A tender and colourful portrait of 89 year old Ken and 90 year old Betty's brightly smiling eyes peering over cups of coffee has won the hearts of voters in this year's KILGOUR PRIZE 2017 People's Choice Award at Newcastle Art Gallery.
Artist Rebecca Murray met the pair when they came to visit her gallery café and ordered themselves a coffee, and before long a lasting friendship grew.
KILGOUR PRIZE 2017 People's Choice
Some like it hot 2017 oil on canvas
Artist collection, image courtesy the artist
Announced by the Gallery on Saturday, Lake Macquarie artist Rebecca Murray's oil on canvas work of art Some like it hot
won the prize with a confident margin of votes - standing out amongst the 36 finalists. Voter feedback noted that the touching story of the subjects and the artist's ability to capture the likeness of this striking pair were the painting's strongest features.
"It is obvious that the painter has a strong relationship with the subjects - and this is conveyed through the intimacy of this portrait," said Gallery Manager Lauretta Morton. "I'm not surprised that visitors have responded so favourably to this work. A local artist and a local subject - what a great outcome."
The 49-year-old artist will receive $5,000, generously funded by the bequest of artist Jack Noel Kilgour. The KILGOUR PRIZE 2017
exhibition will remain on display at the Gallery until 15 October.
In 1987 Jack Kilgour bequeathed funds for the creation of this major figurative and portrait art competition to be held in perpetuity at Newcastle Art Gallery. It was conceived to be national in scope and is one of the most lucrative art prizes in the country. Unlike many other prizes, the paintings are judged without attribution; bringing both established and emerging artists back to a level playing field of anonymity. Each year, in accordance with the bequest, the work judged most outstanding is awarded a prize of $50,000. Artist Cameron Stead received this year's prize for his painting Between you and me
2017. Stead is currently undertaking a Bachelor of Fine Arts at the National Art School in Sydney, which he will complete this year. This was his first time entering a national art prize.

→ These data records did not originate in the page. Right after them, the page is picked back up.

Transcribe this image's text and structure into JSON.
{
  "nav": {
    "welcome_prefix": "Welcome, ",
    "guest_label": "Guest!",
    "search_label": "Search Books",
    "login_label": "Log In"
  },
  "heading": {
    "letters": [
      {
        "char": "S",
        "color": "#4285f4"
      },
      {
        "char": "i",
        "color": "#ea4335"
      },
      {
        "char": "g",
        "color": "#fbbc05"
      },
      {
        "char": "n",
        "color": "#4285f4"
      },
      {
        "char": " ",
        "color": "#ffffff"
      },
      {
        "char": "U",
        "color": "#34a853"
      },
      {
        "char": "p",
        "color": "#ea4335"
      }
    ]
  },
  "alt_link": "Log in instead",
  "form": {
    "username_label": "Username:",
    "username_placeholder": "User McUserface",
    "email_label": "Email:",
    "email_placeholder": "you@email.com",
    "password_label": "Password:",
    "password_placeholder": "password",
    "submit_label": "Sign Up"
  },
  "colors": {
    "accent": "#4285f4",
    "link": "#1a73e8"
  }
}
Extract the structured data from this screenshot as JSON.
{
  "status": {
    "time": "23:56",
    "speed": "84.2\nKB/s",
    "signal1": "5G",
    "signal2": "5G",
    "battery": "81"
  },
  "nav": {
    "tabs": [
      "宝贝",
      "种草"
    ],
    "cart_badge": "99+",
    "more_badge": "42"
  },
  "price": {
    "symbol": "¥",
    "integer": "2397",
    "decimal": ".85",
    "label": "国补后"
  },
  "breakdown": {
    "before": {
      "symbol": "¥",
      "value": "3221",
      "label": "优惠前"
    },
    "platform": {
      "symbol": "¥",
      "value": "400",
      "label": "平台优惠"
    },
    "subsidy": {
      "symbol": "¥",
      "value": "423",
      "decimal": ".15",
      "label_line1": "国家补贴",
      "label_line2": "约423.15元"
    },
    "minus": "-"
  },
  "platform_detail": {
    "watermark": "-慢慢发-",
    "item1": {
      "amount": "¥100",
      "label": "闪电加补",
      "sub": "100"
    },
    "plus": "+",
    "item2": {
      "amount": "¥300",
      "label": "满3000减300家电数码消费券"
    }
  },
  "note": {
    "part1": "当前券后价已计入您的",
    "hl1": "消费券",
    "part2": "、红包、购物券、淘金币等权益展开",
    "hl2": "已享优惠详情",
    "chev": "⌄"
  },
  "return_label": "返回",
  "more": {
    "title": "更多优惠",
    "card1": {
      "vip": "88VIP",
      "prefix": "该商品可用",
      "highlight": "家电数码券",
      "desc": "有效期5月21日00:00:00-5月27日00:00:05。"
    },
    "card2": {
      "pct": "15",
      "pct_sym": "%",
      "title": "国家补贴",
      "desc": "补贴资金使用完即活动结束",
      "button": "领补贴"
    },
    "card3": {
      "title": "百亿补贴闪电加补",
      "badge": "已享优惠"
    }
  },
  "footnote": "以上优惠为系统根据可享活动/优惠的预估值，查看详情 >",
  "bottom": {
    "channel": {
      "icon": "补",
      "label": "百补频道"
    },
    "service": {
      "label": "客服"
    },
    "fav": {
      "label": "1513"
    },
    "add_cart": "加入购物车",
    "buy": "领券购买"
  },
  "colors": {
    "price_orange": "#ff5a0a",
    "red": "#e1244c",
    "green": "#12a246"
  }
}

Artist Statement about the work
Betty and Ken carefully sashayed into my gallery-cafe and ordered coffee. As I delivered the small cup to Ken and the large to Betty - always the large one to Betty - I was soon to be informed that they were 89 and 90 years old. I instantly liked them, they were joyous and gentle with each other, and very ‘old Australia’. Before leaving Ken decided he needed to sing and proceeded to serenade his wife of 69 years with his rendition of ‘If You Were the Only Girl in the World.' I saw them to the door with tears in my eyes, which soon became an uncontrolled cry as I watched Ken cradle his sweetheart’s arm and help her to the car. He drove off. Ken and Betty now visit me and the gallery-cafe at least once a week, either on their own or amongst loving friends and family. Ken is always quick with a joke or anecdote, and can recite the whole of ‘The Man from Snowy River’. Betty, though quiet is often mischievous with her thoughts, and reveals these in abundance, especially around food! My admiration and respect for these two beautiful souls are a reflection of their admiration and respect for each other. They are an inspiration and though age has wearied them, their love for each other burns as brightly as it did when first they danced together at the Annual Industry Dance at Speers Point Hall in 1945.